Shortly before he died, the great Russian playwright and short story writer Anton Chekhov, confided in a friend that he believed he would be remembered for seven, perhaps seven and a half years. One hundred and seven and a half years later, in the one hundred and fiftieth anniversary of his birth - and now that Chekhov is second only to Shakespeare in popularity as a playwright across the globe - Susannah Clapp explores his obsession with memory and the passage of time, and his fear of being forgotten. She gathers a special Chekhov repetory company, including Anna Maxwell Martin, at the BBC's Maida Vale studios, to discuss and perform new translations by the young poet Sasha Dugdale, of Three Sisters, his most memory-obsessed play; and hears from Chekhov experts in Britain and Moscow, including the translator Michael Frayn, the director Declan Donnellan and Anatoly Smelianski, director of the Moscow Art Theatre school, to tell a story of broken clocks, spinning tops, tuberculosis and immortality.

Actors: Melissa Advani, Bruce Alexander, Joseph Cohen-Cahn, Emerald O'Hanrahan, Tessa Nicholson, Anna Maxwell Martin and Piers Wehner.

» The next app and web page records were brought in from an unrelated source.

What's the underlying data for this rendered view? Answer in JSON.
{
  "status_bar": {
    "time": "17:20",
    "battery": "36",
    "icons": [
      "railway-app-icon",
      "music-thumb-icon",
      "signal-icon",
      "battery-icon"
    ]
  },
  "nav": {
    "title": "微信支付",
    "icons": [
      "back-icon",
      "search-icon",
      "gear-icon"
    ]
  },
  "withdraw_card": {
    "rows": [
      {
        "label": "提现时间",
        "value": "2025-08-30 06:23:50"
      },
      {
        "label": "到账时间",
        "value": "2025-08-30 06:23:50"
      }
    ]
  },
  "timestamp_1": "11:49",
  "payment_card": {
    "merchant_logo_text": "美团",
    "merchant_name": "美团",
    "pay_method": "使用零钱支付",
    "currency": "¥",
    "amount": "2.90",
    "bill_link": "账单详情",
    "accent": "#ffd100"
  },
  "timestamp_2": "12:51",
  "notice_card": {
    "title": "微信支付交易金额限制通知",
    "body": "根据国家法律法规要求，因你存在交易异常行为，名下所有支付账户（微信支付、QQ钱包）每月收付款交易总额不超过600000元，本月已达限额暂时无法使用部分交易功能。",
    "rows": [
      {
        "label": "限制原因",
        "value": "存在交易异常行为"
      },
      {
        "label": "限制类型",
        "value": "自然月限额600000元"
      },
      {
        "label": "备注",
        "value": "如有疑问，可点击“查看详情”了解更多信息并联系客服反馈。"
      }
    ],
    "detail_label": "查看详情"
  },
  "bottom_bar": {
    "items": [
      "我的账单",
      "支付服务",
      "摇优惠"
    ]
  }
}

Producer: Beaty Rubens

Shortly before he died, the great Russian playwright and short story writer Anton Chekhov, confided in a friend that he believed he would be remembered for seven, perhaps seven and a half years.

One hundred and seven and a half years later, in the one hundred and fiftieth anniversary of his birth - and now that Chekhov is second only to Shakespeare in popularity as a playwright across the globe - Susannah Clapp explores his obsession with memory and the passage of time, and his fear of being forgotten.

She gathers a special Chekhov repetory company, including Anna Maxwell Martin, at the BBC's Maida Vale studios, to discuss and perform new translations by the young poet Sasha Dugdale, of Three Sisters, his most memory-obsessed play; and hears from Chekhov experts in Britain and Moscow, including the translator Michael Frayn, the director Declan Donnellan and Anatoly Smelianski, director of the Moscow Art Theatre school, to tell a story of broken clocks, spinning tops, tuberculosis and immortality.

Susannah Clapp explores Chekhov's obsession with memory and being forgotten.